IN THE GAME: The first ball was kicked by my son and then the other team took it back and scored. It was great for them…especially for the mom who was screaming “THIS IS YOUR MOMENT” to her three year old daughter as she ran across the field to score a goal. I was immediately shocked. “Is this lady for real?!” The ball was lined up once again, but no one on our team wanted to kick it. My crying son explains to me “Daddy, I kicked the ball and they took it away from me!” I then told my son in the heat of the moment “Well if they take it from you, you need to go take it back and kick it in the goal.”

I then realized that these tears were totally my fault. What the heck was I doing. For the last three years I had been asking my son to share and be kind and to use words to talk through situations, but in this one moment, I threw it all out the window and told him that he needed to go TAKE the ball from another kid.
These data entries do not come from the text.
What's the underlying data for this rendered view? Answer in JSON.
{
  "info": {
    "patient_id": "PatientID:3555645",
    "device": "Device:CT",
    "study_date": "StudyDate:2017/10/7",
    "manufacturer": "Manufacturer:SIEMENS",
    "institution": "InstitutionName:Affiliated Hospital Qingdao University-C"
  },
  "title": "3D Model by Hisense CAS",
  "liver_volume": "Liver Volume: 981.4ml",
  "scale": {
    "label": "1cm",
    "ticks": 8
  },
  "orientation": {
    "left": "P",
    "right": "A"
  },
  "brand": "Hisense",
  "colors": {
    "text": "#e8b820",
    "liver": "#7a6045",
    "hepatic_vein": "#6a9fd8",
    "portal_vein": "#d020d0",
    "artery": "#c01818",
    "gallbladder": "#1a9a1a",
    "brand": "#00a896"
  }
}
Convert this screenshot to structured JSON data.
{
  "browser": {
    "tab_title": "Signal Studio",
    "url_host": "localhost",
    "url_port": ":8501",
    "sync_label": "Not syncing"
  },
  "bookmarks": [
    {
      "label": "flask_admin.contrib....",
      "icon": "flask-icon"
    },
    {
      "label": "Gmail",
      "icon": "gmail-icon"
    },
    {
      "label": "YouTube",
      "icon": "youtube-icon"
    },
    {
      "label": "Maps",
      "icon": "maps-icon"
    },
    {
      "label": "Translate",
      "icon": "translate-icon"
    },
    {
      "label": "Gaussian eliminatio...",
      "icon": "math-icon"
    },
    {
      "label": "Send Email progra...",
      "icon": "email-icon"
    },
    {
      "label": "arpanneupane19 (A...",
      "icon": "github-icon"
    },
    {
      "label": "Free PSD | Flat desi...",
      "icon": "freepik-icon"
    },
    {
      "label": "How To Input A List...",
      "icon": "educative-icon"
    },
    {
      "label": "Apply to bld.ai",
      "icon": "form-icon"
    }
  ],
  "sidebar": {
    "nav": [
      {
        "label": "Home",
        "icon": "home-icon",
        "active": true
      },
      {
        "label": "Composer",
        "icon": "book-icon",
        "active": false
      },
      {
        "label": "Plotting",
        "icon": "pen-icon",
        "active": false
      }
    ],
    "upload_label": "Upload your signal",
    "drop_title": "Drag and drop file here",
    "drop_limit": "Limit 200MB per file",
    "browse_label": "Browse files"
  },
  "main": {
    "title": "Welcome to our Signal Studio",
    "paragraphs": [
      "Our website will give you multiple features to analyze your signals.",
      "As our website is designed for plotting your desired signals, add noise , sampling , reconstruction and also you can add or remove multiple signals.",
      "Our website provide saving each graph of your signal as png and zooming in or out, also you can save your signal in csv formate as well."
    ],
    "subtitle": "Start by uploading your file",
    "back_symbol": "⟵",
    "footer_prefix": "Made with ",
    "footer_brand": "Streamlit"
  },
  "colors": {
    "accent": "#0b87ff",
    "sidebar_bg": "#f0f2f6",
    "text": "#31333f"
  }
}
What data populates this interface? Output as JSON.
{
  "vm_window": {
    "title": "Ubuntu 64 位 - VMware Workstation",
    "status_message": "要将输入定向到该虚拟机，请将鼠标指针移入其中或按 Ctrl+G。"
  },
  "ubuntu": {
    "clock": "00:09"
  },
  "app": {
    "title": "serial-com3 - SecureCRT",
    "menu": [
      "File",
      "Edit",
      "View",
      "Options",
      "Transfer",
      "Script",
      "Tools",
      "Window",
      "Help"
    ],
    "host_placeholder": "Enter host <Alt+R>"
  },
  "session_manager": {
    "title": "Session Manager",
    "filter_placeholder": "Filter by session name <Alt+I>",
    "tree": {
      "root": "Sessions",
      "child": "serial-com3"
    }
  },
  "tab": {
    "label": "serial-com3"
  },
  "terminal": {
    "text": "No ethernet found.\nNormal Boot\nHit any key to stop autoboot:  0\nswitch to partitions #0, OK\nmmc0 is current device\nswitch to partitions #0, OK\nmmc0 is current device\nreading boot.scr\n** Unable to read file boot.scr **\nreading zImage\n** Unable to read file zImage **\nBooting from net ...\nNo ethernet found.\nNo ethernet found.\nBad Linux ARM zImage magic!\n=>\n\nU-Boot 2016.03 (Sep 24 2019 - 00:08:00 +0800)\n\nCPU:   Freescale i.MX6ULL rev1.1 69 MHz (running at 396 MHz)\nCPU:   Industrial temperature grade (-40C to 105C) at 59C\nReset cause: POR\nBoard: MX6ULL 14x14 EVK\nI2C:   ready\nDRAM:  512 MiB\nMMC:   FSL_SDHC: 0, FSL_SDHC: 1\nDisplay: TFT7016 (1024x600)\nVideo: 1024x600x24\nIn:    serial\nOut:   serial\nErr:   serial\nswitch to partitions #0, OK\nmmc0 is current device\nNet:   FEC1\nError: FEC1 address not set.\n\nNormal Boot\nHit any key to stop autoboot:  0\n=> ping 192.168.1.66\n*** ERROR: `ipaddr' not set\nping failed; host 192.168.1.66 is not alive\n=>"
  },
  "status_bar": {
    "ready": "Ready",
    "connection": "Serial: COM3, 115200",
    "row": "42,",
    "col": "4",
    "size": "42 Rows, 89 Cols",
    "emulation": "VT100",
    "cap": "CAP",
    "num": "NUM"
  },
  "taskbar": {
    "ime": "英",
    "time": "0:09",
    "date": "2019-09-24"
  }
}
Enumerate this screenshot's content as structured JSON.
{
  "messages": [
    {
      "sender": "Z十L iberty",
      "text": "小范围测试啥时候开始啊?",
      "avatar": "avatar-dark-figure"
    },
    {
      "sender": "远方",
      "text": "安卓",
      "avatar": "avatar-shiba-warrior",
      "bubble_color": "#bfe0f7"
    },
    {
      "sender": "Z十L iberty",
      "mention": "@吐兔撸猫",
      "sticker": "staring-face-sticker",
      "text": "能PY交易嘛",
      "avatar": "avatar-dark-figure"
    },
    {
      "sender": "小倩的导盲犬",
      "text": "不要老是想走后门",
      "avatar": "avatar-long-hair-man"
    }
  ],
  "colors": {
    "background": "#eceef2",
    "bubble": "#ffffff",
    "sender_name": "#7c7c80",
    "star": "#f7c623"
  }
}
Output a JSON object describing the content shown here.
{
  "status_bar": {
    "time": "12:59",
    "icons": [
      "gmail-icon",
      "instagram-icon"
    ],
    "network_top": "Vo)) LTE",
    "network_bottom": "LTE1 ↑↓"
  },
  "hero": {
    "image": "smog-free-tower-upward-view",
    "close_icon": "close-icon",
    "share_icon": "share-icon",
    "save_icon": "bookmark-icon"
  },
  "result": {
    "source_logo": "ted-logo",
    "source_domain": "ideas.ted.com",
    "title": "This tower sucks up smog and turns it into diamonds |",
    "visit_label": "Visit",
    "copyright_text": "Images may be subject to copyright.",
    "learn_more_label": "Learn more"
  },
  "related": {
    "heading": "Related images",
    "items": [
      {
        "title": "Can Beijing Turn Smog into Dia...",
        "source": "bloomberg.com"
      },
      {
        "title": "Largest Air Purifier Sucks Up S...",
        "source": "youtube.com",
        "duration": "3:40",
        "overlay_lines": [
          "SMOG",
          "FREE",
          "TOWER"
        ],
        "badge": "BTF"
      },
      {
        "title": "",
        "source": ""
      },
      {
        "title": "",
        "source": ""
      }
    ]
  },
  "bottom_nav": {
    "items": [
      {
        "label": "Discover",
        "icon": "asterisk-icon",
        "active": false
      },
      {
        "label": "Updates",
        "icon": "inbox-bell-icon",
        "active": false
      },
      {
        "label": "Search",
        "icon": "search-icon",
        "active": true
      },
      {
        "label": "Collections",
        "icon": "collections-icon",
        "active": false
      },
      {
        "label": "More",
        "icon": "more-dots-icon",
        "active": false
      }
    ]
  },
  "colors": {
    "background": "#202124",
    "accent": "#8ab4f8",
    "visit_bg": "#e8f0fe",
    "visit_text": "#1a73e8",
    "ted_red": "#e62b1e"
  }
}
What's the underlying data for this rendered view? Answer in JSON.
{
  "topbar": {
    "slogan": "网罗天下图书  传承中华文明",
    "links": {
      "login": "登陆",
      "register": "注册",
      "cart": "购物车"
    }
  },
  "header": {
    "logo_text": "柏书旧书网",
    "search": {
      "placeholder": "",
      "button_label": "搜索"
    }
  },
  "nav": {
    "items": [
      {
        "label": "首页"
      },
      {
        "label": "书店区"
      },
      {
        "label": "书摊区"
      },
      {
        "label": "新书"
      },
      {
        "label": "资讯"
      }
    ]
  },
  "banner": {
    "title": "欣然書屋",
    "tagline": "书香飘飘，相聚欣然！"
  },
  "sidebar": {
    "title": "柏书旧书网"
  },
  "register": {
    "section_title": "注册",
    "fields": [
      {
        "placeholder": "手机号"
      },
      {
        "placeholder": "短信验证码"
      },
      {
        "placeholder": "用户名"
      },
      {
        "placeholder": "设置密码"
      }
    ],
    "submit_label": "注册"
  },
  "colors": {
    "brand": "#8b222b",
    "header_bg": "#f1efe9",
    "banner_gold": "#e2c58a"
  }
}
I was in a sense proud of the tears because I had created a good person. See, my son’s team was made up of almost entirely first year three year olds that had never played the game before. We had no practice before the game and the kids hardly knew each other. Yes we were given a truly tough situation and yes we will be fine, but wow what a learning experience.

I am not yet sure how to clearly explain to my son that he and his fellow players need to take the ball from other kids and kick it in the other goal while at the same time teaching him to work as a team, but I will figure it out. Either way, these memories are pretty awesome and I look forward to figuring out how the heck to coach soccer.

THE END: After the game was over, we made a tunnel for the kids to run through and have fun. No one knew the score and thankfully no one cared. We got crushed, but we had fun (except for a few tears). We will be back better than ever next week. (anyone remember that movie The Big Green?)

Are you starting to coach soccer just like me? Here are a few resources for you that I am glad I have:

  • Click HERE for more cool info on how to start and coach a youth soccer team from Online Soccer Academy.
  • Click HERE for the Baffled Parents Guide to Coaching Soccer.
  • go on Amazon and get yourself a “coach” shirt just like me. (yes, I totally bought my own coach shirt)